Foster's team was made aware of the government's investment in specialist women's services prior to the Budget, at which point they raised concerns over a "number of service gaps".
"The next I hear was last Saturday when the grant came through. I was really concerned when I looked through the detail," she said.
Foster said the funding flies in the face of years of consultation with experts and survivors of domestic and family violence, which have found counselling or mediation to be unsuitable in this context.
"The very premise of it is that there is something that needs to be mediated, or something that both parties are responsible for and can come to the table and negotiate," she said.
We have long moved past the point of victim blaming and placing any level of responsibility for violence and abuse upon the person being abused.

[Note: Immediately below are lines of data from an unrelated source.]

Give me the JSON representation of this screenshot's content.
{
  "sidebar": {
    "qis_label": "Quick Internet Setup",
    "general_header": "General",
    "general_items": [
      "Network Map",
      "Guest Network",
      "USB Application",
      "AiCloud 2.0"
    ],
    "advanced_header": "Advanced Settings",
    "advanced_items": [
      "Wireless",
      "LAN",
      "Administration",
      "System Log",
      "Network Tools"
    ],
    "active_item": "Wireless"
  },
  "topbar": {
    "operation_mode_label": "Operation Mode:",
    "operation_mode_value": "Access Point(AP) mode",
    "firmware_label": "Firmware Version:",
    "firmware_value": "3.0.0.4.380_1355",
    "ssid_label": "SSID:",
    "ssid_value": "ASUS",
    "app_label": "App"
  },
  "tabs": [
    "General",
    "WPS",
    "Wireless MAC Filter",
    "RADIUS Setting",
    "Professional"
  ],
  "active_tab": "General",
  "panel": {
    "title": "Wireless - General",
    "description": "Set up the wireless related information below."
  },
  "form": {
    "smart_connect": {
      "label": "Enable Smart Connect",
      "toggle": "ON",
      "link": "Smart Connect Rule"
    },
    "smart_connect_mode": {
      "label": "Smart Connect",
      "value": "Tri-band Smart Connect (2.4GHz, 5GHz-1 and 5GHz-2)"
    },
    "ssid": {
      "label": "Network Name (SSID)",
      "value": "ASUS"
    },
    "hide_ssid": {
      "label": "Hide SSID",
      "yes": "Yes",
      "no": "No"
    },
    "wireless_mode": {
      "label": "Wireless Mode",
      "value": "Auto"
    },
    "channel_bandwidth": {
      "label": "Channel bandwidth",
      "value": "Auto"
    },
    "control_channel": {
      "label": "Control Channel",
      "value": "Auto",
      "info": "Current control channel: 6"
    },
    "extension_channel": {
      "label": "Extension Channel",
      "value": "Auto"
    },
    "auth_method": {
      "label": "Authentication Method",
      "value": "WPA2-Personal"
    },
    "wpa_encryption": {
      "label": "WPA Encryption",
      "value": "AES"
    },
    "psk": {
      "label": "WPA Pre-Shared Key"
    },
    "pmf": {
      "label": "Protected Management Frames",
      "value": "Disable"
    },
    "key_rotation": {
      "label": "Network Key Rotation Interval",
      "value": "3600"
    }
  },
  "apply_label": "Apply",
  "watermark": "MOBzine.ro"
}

Foster said counselling and mediation can work to entrench an abuser's control.
"It can be used as a form of system abuse where, in most cases, a male who is using violence may use that forum to further control the woman, or to further perpetrate the abuse," Foster said.
"It can be extremely dangerous and damaging."
Foster has heard from hundreds of domestic and family violence survivors sharing their experience online.
For Esdaille-Watts, mediation can work to restart the "nightmare all over again".
She remembers sitting on a fence with her perpetrator, minutes before he attacked her.
"I said to him, 'just because you and I don't get along, it doesn't mean we can't be good parents.' Maybe through parenting we would find our relationship again," she said.
"He sat there and nodded. A few minutes later, he was attacking me with a knife, bashing me and stabbing me."
If that was a person who was open to mediation and reconciliation of a relationship, he would have done something there and then.
While there are select instances where such a forum might be necessary (for example, a highly specialised family dispute resolution for family law matters), Foster said these require a highly supported environment with suitable legal protection mechanisms in place.
She is concerned the government's funding lacks sufficient detail on the screening and intake processes, necessary qualifications and safety mechanisms.
In a statement, Fletcher said priority will be given to those organisations which "demonstrate they can provide more specialised support to children who have witnessed or experienced family violence".
"Funding applicants will be required to demonstrate their ability to meet the needs of diverse cohorts in a safe and culturally appropriate way ... this includes Aboriginal and Torres Strait Islander women and children, those from culturally and linguistically diverse communities, women and children with disability and people with diverse sex, sexuality and gender."
At this point, with the grant still subject to review, Foster is urging the government to reconsider the funding.
"This funding is not in line with the expert advice they have received," she said.
"We'd like the government to reallocate the funds to the frontline services that the experts and survivors of domestic and family violence have alerted them to."
Esdaile-Watts whole-heatedly agrees.
"Decision makers cannot decide what is best for us if they've never been in that situation themselves," she said.
"Ask us where the money should go and we'll tell you."
If you or someone you know is in immediate danger, dial 000. If you need help and advice, call 1800Respect on 1800 737 732, or Lifeline on 13 11 14. A range of domestic and family violence resources based around the country can be found here.
Featured image: Supplied
Contact the author email@example.com